by Rich Dore
The path of any top athlete is often a long and arduous one as Isuzu Southern Kings centre Howard Mnisi can attest.
The South African, who joined Southern Kings in the summer, will spend the remainder of the campaign looking to help them improve on a difficult Guinness PRO14 season so far.
Here we look at a story of fighting back from adversity and becoming a figure of inspiration for the next generation.
Adding to Kolisi’s story
South Africa’s World Cup victory in Japan provided a watershed moment as Siya Kolisi became the first black man to captain the rainbow nation at the tournament.
In lifting the trophy, Kolisi and the Springboks made more history, but Southern Kings director of high performance Robbi Kempson believes the skipper’s story is far from unique.
Kempson says Mnisi, who has risen to PRO14 level despite financial challenges, can provide similar inspiration.
“The love of the game is massive. Kids can see Siya Kolisi lift the World Cup and see Howard Mnisi do very well in the PRO14 and that makes a difference,” Kempson said.
“Howard Mnisi doesn’t come from an affluent background and a number of our players don’t either.
“Even if they (kids) don’t want to be Springboks, it does bring development in other areas because they are from such disadvantaged backgrounds.
“The main aim which these players are trying to do is to be kings in their community and be inspiring to that youth.”
Battling back from injury
Having come through the Sharks academy before spells with Varsity Cup side NMMU Madibaz and Currie Cup outfit Griquas – as well as a trial with the Free State Cheetahs – a move to Super Rugby side Lions provided the next step in Mnisi’s progression in 2015.
He would spend the following three years with the club and went on to represent South Africa ‘A’ on two occasions in 2016, with a potential Springboks call-up appearing not too far away.
But that development was halted in the cruellest of circumstances in 2017, when injury struck and left Mnisi facing a sustained period on the sidelines.
The injury came in a clash with Cheetahs as Mnisi suffered horrific damage to his knee, which ended his season and resulted in corrective surgery.
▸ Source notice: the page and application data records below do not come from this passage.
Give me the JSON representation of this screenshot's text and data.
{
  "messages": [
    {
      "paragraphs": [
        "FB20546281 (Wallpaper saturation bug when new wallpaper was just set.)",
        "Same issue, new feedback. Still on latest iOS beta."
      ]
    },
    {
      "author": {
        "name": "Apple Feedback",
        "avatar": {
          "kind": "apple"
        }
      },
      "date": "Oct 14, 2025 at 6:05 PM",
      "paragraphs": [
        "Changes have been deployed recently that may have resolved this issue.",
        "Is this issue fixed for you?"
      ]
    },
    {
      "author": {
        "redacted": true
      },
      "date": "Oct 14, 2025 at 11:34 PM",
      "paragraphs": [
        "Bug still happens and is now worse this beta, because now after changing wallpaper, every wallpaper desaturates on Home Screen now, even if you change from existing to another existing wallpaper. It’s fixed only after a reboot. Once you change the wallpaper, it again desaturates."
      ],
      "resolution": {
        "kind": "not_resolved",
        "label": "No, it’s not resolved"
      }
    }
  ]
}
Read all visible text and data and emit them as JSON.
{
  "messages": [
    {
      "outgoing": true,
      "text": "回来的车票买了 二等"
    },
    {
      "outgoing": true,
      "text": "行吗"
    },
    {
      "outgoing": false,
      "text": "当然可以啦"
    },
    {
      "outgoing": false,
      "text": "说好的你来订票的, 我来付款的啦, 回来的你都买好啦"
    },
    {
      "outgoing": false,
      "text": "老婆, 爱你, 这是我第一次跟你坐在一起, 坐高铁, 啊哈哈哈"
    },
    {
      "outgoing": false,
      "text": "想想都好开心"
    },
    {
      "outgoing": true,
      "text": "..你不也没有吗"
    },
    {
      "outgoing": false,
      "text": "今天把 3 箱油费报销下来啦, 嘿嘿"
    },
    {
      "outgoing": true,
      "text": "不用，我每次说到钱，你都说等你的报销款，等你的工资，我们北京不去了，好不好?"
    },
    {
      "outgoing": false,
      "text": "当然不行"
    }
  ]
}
Nearly a year out followed, and it started the gruelling road back to fitness and eventual move to the Guinness PRO14 in 2019.
Long journey to the PRO14
At 30 years old, Mnisi is playing in the PRO14 for the first time this season and has so far made four appearances for Southern Kings.
While the centre has been unable to help his side off the foot of the Conference B table so far, he will likely still be relishing the challenge of playing in the league.
And if his previous attitude to adversity is anything to go by, then the likeable back will be doing everything in his power to help turn the Kings’ fortunes around.